“After supper, preparations for the night were made. The ground is quite wet. The camp for the night had eleven tents, all arranged in a circle. In the rear of each tent is a wagon, and the horses are made fast to the rear of each. I was invited to come into the circle, but declined, having no tent — preferring to sleep with my cattle. This camp is under good discipline, and has a watchman for each night. This is essential; should anything strange or serious occur in or around the camp it is made known to all.

“Having the camp arranged for the night and while sitting around, one of the company said, ‘Stranger from California, we would like to hear from you, about your travels. We are going to Oregon, now give us a route thereto.’ ‘Captain, what part of Oregon do you intend to settle in?’ ‘We intend to settle on lands that have been cultivated to some extent, say in the vicinity of Portland,’ said the captain. ‘Portland is about one hundred and twenty-five miles from the Pacific Ocean. Now, I would go from here to Green River city, following the Union Pacific Railroad to Ogden, by way of Evanston. At Ogden take the Central Pacific Railroad to Corinne, Kelton, Terrace, Wells, Elko, Carlin. About five miles beyond Carlin, take the old Emigrant trail to Beowawe; there you are on the railroad again. Then to Battle Mountain, Golconda, Winnemucca, Humboldt, Wadsworth, Reno. Then take the Virginia city and Marysville turnpike to Webber’s Lake, Jackson’s Ranche, Graniteville, Nevada city, Grass Valley to Marysville. There you should take the California and Oregon road to Oregon.”
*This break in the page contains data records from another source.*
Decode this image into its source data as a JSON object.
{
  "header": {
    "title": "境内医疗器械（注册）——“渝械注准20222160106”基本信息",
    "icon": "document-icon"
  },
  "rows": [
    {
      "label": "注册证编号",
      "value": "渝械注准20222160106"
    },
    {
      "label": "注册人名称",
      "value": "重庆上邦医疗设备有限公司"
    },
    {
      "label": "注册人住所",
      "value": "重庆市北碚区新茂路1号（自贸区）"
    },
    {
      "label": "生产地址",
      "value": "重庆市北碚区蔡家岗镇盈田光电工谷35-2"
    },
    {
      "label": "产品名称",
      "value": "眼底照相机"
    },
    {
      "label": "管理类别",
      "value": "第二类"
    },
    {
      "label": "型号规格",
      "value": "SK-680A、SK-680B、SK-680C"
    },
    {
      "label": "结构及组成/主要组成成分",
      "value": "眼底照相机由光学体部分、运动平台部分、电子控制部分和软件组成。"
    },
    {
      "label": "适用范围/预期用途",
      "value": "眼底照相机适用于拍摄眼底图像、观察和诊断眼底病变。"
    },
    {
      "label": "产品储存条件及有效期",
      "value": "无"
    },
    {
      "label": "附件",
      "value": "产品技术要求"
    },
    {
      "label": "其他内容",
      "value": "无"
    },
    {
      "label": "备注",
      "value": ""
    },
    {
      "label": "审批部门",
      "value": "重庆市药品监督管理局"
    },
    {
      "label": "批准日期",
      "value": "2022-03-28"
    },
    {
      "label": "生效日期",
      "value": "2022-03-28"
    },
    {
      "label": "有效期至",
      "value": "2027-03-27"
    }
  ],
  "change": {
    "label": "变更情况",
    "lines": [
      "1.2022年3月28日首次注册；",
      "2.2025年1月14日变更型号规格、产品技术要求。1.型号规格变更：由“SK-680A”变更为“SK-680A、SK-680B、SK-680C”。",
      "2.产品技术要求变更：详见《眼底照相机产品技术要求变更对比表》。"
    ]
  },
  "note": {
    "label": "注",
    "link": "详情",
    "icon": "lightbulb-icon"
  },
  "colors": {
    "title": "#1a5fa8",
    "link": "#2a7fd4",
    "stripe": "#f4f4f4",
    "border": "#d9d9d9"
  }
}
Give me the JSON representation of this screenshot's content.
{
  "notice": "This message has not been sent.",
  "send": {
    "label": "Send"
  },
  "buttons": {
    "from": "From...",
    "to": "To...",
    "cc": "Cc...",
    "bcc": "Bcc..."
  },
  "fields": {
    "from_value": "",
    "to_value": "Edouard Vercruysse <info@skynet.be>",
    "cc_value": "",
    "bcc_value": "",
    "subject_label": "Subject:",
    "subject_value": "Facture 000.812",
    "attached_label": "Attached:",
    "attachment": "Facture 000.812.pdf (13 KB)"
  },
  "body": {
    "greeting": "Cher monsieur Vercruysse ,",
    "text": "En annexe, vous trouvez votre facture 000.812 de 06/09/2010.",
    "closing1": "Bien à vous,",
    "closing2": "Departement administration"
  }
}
(I sure hope someone in the wagon train was copying down those directions!)